Today, the 1st of February, it is exactly one year ago that my husband and I moved to Malmö, Sweden. Moving to Sweden was for us a consequence of the harsh Danish migration law. A law usually referred to in Denmark as “the 24-year rule” does not let the foreign spouses obtain resident permit if one of the two parts is under 24-year old. This law has been stopping our dreams of a live together in Denmark from the beginning, because I will not turn 24 until September this year. We had no other options than to search for alternatives. And Sweden became the alternative.
At the beginning I did not think it would be much of a different from Denmark. The two countries are both two modern welfare societies.
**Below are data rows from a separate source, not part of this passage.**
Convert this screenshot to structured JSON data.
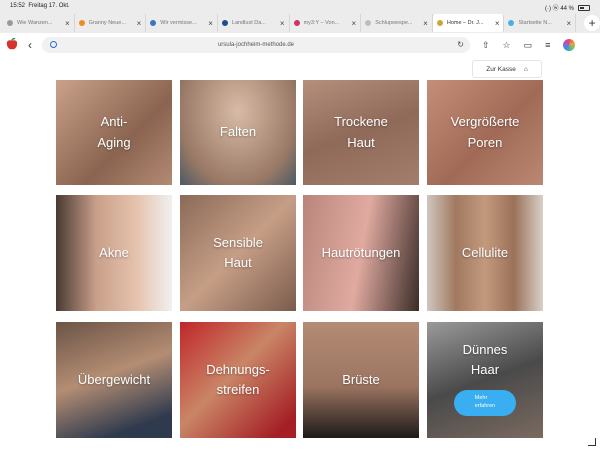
{
  "status": {
    "time": "15:52",
    "date": "Freitag 17. Okt.",
    "right": "(·) ⓦ 44 %"
  },
  "tabs": [
    {
      "title": "Wie Wanzen...",
      "color": "#9a9a9a"
    },
    {
      "title": "Granny Neue...",
      "color": "#f08a24"
    },
    {
      "title": "Wir vermisse...",
      "color": "#3a76c6"
    },
    {
      "title": "Landlust Da...",
      "color": "#1e4e8c"
    },
    {
      "title": "my3:Y – Von...",
      "color": "#d2306a"
    },
    {
      "title": "Schlupwespe...",
      "color": "#bdbdbd"
    },
    {
      "title": "Home – Dr. J...",
      "color": "#c7a93a",
      "active": true
    },
    {
      "title": "Startseite N...",
      "color": "#4ab0e0"
    }
  ],
  "toolbar": {
    "url": "ursula-jochheim-methode.de"
  },
  "shop": {
    "cart_label": "Zur Kasse"
  },
  "tiles": [
    {
      "label": "Anti-\nAging",
      "bg": "linear-gradient(135deg,#caa28a,#8a6450 60%,#b38a74)"
    },
    {
      "label": "Falten",
      "bg": "radial-gradient(ellipse at 50% 30%,#d8bba6,#9a7a66 70%,#4c5a64)"
    },
    {
      "label": "Trockene\nHaut",
      "bg": "linear-gradient(160deg,#b58f7c,#8f6a59 50%,#a47e6c)"
    },
    {
      "label": "Vergrößerte\nPoren",
      "bg": "linear-gradient(135deg,#c48e78,#a06a56 55%,#bb8874)"
    },
    {
      "label": "Akne",
      "bg": "linear-gradient(90deg,#4a3a33 0%,#c9a08a 35%,#e6c3ae 70%,#f0f0f0 100%)"
    },
    {
      "label": "Sensible\nHaut",
      "bg": "linear-gradient(135deg,#8a6a58,#c69e86 50%,#7a5c4c)"
    },
    {
      "label": "Hautrötungen",
      "bg": "linear-gradient(100deg,#b9857a 0%,#e0aaa0 50%,#3a2c27 100%)"
    },
    {
      "label": "Cellulite",
      "bg": "linear-gradient(90deg,#cfc6bf 0%,#a0795f 25%,#c39a7e 50%,#9b7259 75%,#d8d0c8 100%)"
    },
    {
      "label": "Übergewicht",
      "bg": "linear-gradient(160deg,#6b5447,#b48d73 45%,#2f3a4e 85%)"
    },
    {
      "label": "Dehnungs-\nstreifen",
      "bg": "linear-gradient(135deg,#c0262a,#c98566 45%,#a51f25 90%)"
    },
    {
      "label": "Brüste",
      "bg": "linear-gradient(180deg,#b48c75 0%,#9c7561 55%,#1c1a1a 100%)"
    },
    {
      "label": "Dünnes\nHaar",
      "bg": "linear-gradient(160deg,#9a9a9a,#4a4a4a 50%,#7a6a60)",
      "more": "Mehr\nerfahren"
    }
  ]
}
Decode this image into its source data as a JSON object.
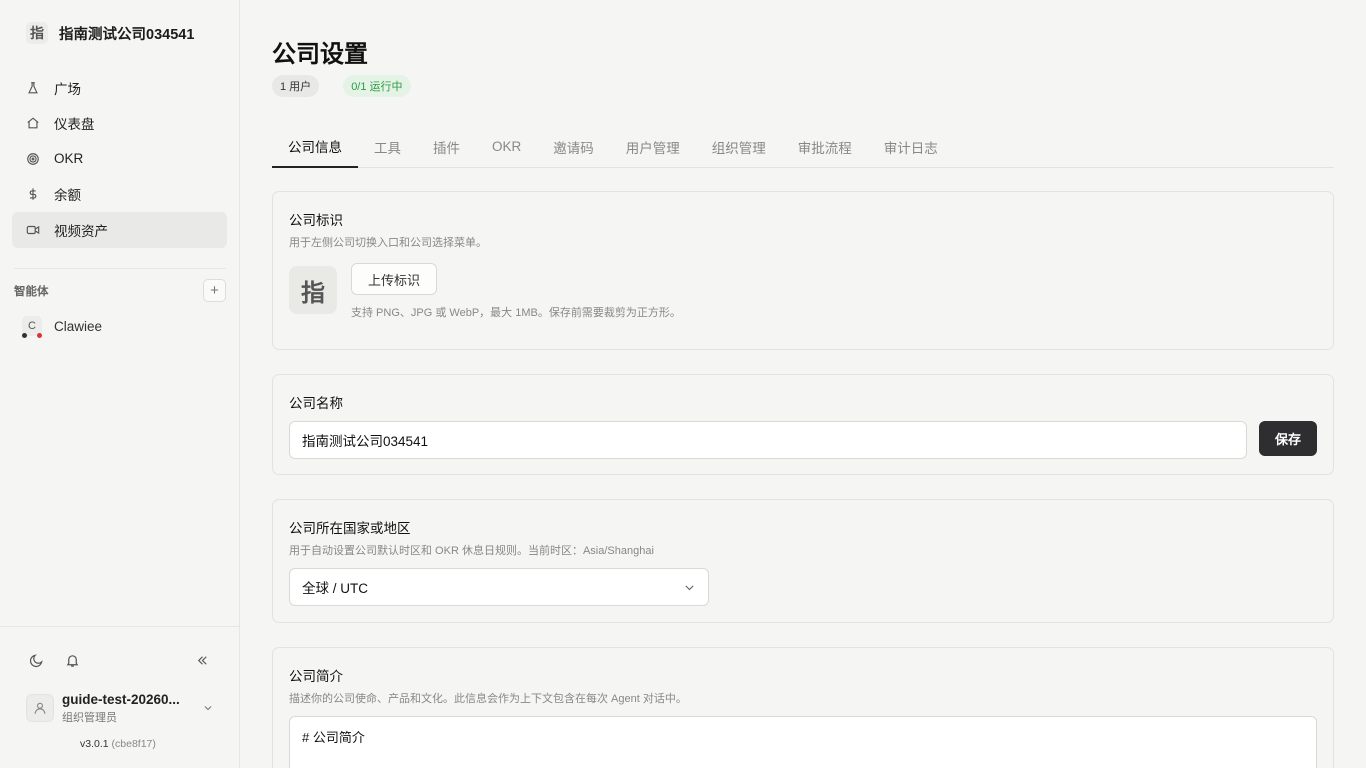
{
  "sidebar": {
    "company": {
      "logo_char": "指",
      "name": "指南测试公司034541"
    },
    "nav": [
      {
        "label": "广场",
        "icon": "flask-icon"
      },
      {
        "label": "仪表盘",
        "icon": "home-icon"
      },
      {
        "label": "OKR",
        "icon": "target-icon"
      },
      {
        "label": "余额",
        "icon": "dollar-icon"
      },
      {
        "label": "视频资产",
        "icon": "video-icon"
      }
    ],
    "agents_title": "智能体",
    "add_agent_symbol": "+",
    "agents": [
      {
        "avatar_char": "C",
        "name": "Clawiee"
      }
    ],
    "user": {
      "name": "guide-test-20260...",
      "role": "组织管理员"
    },
    "version": {
      "number": "v3.0.1",
      "hash": "(cbe8f17)"
    }
  },
  "main": {
    "title": "公司设置",
    "badges": {
      "users": "1 用户",
      "running": "0/1 运行中"
    },
    "tabs": [
      "公司信息",
      "工具",
      "插件",
      "OKR",
      "邀请码",
      "用户管理",
      "组织管理",
      "审批流程",
      "审计日志"
    ],
    "logo_section": {
      "title": "公司标识",
      "desc": "用于左侧公司切换入口和公司选择菜单。",
      "preview_char": "指",
      "upload_label": "上传标识",
      "hint": "支持 PNG、JPG 或 WebP，最大 1MB。保存前需要裁剪为正方形。"
    },
    "name_section": {
      "title": "公司名称",
      "value": "指南测试公司034541",
      "save_label": "保存"
    },
    "region_section": {
      "title": "公司所在国家或地区",
      "desc": "用于自动设置公司默认时区和 OKR 休息日规则。当前时区：Asia/Shanghai",
      "selected": "全球 / UTC"
    },
    "intro_section": {
      "title": "公司简介",
      "desc": "描述你的公司使命、产品和文化。此信息会作为上下文包含在每次 Agent 对话中。",
      "value": "# 公司简介"
    }
  },
  "colors": {
    "background": "#f5f5f4",
    "primary_button": "#2e2e30",
    "running_badge_text": "#2a9a3e",
    "running_badge_bg": "#e5f3e7"
  }
}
Now after one year in Sweden, I must admit that there are some differences:
1. Front runner in recycling
One of the first things that struck me when we moved here was the carefully outlined system of separating of trash for recycling. In Malmö each block has a so-called “Miljöhus” (environment house) with huge trash bins for all kind of different trash: paper and newspapers, plastic, metal, electronics, cardboard packaging, and organic left overs (there is even special trash bags for organics which you can take for free).
For a recycling and environmental freak as me this has been heaven. Every time I go to Copenhagen to friends’ houses and have to throw out organic left overs, plastic or paper it almost hurts me. Sweden is really in front when it comes to recycling! Thumps up!
2. Paper loving health care system
In contrast the front position in recycling, Sweden is steps behind when it comes to digitalizing their health care system. There might still be many things which have to be done with the Danish health care system. But the process of digitalizing has started in many parts of the Danish system. However, in Sweden almost everything I have had to do within the health care system has been sent by ordinary mail: from receiving the answer on a blood sample to my appointment reserved at the doctor or the hospital. I am not saying that Denmark is a lot better in everything but at least I can reserve time by the normal doctor through internet. In Sweden I have only been able to request a time, and then they usually give me an appointment when I cannot come.
3. Humanitarian superpower
The migration crisis and our own example (among many other Danish-international couples’) have shown Sweden as a humanitarian superpower which opens its door for people in need. It seems to be a very strong part of the Swedish self-understanding. Some weeks ago I heard a Danish radio program about Sweden where an expert mentioned that the concept of “political correctness” (a highly discussed topic in Denmark) does not really exist in the Swedish debates. It is seen as a fact that Sweden should help. However, this general idea of a humanitarian superpower is today also resulting in a series of problems in the Swedish political life: on the one hand, right wing extremists are winning more and more support because not everyone agrees with the notion of what being a humanitarian superpower includes. On the other hand, areas of Swedish cities experiences difficulties with the integration process of migrants.
Recently, there has been taken steps away from this position. In November 2015, and again in January 2016 Sweden enforced border a strict border control, especially in our region of Skåne (southern Sweden) towards Denmark.
4. A labor market not in gear for the loads of migrants
This is in strong connection to the point above. While the Swedish politicians have been keen on opening the borders and providing protection for people from hot spots around the world, the Swedish labor market has not been adjusted at the same speed. We have experienced this ourselves through the flight of finding a job for my husband.
Sweden has developed different economic labor market offers for newly arrived immigrants. Therefore, we sought help at the employment office. After filling out forms after forms my husband finally got assigned a caseworker in charge of helping him. However, this person had no knowledge in working with a person which does not speak fluently Swedish. The pieces of advice he gave seemed like the ones he would give to a Swedish speaking person. The many the especial offers of immigrants, for example internships, appeared to only exist if you found them by yourself. There was nothing organized by the employment office. There was not even established a database with jobs possible for foreigners to apply for where, for example proficiency in Swedish was not a requirement.
In my opinion, this is an area which should be focused on improving before Sweden (and any other country facing issues with integration) can have a successful integration of the many immigrants of all kinds. Denmark, I imagine, is not any better in the area. However, the more showing the immigration debate is for me.
5. (Mostly) enthusiastic when you try your poor Swedish
A thing that really pushes your limits when moving to another country is to communicate oneself in the foreign language. Swedish is almost a sister language to Danish, and we have many things in common. However, we do also have many different ways to express and pronounce words. Nevertheless, to make an effort in understanding and communicating in the language is one of the greatest forms of respect you can show when living abroad. Therefore I have been keen to try out my crazy Swedish-Danish mix when I from time to time interact with our local Swedish community. Mostly, I must say, the Swedes have been nice and patient about my poor Swedish. Parts of me believe that it is because they like that I at least try.